# Exercise goal:
Scan the entries below. List each line with "kind".

# Input:

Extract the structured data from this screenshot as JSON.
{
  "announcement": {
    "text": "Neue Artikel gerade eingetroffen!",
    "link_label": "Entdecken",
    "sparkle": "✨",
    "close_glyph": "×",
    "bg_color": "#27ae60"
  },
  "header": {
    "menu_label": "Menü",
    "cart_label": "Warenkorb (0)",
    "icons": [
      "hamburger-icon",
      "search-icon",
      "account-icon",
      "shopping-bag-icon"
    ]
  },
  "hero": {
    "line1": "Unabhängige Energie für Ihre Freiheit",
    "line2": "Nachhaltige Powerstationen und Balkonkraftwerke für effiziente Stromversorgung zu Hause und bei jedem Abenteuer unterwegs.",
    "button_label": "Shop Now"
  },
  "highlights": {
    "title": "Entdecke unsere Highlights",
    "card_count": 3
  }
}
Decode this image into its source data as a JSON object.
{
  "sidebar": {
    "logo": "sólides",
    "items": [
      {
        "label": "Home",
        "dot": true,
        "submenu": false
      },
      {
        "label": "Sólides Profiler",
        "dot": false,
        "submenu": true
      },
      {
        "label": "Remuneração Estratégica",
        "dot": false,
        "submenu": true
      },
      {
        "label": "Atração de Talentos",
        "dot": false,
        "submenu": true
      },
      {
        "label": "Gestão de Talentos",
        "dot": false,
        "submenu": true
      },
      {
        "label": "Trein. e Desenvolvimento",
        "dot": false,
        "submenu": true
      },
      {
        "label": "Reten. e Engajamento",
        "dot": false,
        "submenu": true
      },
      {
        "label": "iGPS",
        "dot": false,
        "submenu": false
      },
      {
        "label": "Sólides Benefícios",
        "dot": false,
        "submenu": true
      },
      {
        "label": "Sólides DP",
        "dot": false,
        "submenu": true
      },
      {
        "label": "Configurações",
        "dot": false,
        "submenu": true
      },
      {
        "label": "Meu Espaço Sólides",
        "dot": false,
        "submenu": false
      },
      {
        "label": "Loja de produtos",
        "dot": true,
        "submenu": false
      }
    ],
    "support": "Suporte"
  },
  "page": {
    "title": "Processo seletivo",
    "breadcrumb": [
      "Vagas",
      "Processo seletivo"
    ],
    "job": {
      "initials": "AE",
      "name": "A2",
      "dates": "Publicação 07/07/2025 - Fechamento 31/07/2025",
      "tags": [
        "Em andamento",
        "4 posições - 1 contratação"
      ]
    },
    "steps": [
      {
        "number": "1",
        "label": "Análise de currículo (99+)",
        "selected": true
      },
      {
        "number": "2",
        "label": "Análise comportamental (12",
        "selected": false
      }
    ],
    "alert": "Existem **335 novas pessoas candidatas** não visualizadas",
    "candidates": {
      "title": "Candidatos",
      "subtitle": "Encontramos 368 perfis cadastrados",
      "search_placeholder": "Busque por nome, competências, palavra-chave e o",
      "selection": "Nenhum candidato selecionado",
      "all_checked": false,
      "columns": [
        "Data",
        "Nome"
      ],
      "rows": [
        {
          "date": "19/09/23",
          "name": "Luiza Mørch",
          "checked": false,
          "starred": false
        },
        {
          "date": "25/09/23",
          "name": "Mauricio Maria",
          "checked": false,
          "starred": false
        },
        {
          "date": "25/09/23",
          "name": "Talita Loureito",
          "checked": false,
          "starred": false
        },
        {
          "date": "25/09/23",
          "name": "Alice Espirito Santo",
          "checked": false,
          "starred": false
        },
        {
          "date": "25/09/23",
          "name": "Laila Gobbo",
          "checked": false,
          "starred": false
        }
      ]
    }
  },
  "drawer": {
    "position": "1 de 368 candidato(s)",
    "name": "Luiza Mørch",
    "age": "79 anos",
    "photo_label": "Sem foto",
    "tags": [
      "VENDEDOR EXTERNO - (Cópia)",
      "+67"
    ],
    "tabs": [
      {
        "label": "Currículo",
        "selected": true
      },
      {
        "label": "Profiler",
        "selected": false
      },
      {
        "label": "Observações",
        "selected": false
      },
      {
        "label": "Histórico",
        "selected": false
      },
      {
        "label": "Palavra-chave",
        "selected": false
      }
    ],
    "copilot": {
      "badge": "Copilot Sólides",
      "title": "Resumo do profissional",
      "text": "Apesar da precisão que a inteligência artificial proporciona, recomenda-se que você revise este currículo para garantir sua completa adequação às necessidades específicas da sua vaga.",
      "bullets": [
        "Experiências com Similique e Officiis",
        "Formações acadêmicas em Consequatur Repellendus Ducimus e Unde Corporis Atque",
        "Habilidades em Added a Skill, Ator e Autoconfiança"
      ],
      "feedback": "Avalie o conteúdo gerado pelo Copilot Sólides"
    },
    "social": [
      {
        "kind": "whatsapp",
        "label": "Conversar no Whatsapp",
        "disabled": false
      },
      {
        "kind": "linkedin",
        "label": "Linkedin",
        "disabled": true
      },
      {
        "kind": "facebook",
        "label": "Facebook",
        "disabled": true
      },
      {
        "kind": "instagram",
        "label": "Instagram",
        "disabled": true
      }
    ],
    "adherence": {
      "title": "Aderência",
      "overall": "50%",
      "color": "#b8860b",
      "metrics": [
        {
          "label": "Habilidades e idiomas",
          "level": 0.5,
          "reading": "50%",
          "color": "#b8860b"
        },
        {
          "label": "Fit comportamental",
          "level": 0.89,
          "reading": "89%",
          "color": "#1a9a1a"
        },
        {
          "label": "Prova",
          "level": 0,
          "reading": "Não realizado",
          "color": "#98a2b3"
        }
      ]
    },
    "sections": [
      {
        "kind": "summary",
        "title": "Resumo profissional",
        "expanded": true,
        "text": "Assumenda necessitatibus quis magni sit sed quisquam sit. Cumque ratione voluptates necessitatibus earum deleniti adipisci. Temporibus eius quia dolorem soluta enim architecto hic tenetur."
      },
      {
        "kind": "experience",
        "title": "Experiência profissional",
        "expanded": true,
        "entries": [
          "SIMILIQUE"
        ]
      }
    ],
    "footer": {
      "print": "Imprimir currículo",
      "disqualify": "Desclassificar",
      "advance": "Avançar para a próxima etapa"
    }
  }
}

# Answer section:
        "kind": "whatsapp",
        "kind": "linkedin",
        "kind": "facebook",
        "kind": "instagram",
        "kind": "summary",
        "kind": "experience",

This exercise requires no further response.